Items listed in a dataset:
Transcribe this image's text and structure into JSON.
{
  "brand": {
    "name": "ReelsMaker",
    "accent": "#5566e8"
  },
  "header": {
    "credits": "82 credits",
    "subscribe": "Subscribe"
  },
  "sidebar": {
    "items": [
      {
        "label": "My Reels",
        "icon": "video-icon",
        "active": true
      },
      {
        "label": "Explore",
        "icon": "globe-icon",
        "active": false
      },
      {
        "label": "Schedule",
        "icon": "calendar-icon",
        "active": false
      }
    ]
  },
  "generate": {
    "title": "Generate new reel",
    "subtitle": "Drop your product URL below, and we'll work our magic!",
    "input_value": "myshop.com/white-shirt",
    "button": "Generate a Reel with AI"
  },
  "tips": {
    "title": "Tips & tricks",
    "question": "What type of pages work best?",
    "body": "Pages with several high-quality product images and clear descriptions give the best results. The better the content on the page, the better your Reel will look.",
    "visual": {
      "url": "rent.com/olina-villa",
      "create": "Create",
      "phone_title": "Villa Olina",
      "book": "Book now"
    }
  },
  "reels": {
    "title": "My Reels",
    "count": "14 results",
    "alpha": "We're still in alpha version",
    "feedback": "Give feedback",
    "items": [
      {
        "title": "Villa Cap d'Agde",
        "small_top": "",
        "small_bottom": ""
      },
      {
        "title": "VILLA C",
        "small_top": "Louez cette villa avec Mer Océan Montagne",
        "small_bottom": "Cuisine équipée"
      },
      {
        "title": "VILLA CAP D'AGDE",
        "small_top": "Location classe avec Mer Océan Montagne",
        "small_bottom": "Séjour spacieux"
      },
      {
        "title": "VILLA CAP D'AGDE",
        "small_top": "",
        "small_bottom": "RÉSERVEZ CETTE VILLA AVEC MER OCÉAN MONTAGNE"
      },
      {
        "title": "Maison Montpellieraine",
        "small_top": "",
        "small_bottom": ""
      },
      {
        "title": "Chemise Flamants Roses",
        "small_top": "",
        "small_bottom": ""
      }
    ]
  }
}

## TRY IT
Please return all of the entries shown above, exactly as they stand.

## ANSWER SPACE
Transcribe this image's text and structure into JSON.
{
  "brand": {
    "name": "ReelsMaker",
    "accent": "#5566e8"
  },
  "header": {
    "credits": "82 credits",
    "subscribe": "Subscribe"
  },
  "sidebar": {
    "items": [
      {
        "label": "My Reels",
        "icon": "video-icon",
        "active": true
      },
      {
        "label": "Explore",
        "icon": "globe-icon",
        "active": false
      },
      {
        "label": "Schedule",
        "icon": "calendar-icon",
        "active": false
      }
    ]
  },
  "generate": {
    "title": "Generate new reel",
    "subtitle": "Drop your product URL below, and we'll work our magic!",
    "input_value": "myshop.com/white-shirt",
    "button": "Generate a Reel with AI"
  },
  "tips": {
    "title": "Tips & tricks",
    "question": "What type of pages work best?",
    "body": "Pages with several high-quality product images and clear descriptions give the best results. The better the content on the page, the better your Reel will look.",
    "visual": {
      "url": "rent.com/olina-villa",
      "create": "Create",
      "phone_title": "Villa Olina",
      "book": "Book now"
    }
  },
  "reels": {
    "title": "My Reels",
    "count": "14 results",
    "alpha": "We're still in alpha version",
    "feedback": "Give feedback",
    "items": [
      {
        "title": "Villa Cap d'Agde",
        "small_top": "",
        "small_bottom": ""
      },
      {
        "title": "VILLA C",
        "small_top": "Louez cette villa avec Mer Océan Montagne",
        "small_bottom": "Cuisine équipée"
      },
      {
        "title": "VILLA CAP D'AGDE",
        "small_top": "Location classe avec Mer Océan Montagne",
        "small_bottom": "Séjour spacieux"
      },
      {
        "title": "VILLA CAP D'AGDE",
        "small_top": "",
        "small_bottom": "RÉSERVEZ CETTE VILLA AVEC MER OCÉAN MONTAGNE"
      },
      {
        "title": "Maison Montpellieraine",
        "small_top": "",
        "small_bottom": ""
      },
      {
        "title": "Chemise Flamants Roses",
        "small_top": "",
        "small_bottom": ""
      }
    ]
  }
}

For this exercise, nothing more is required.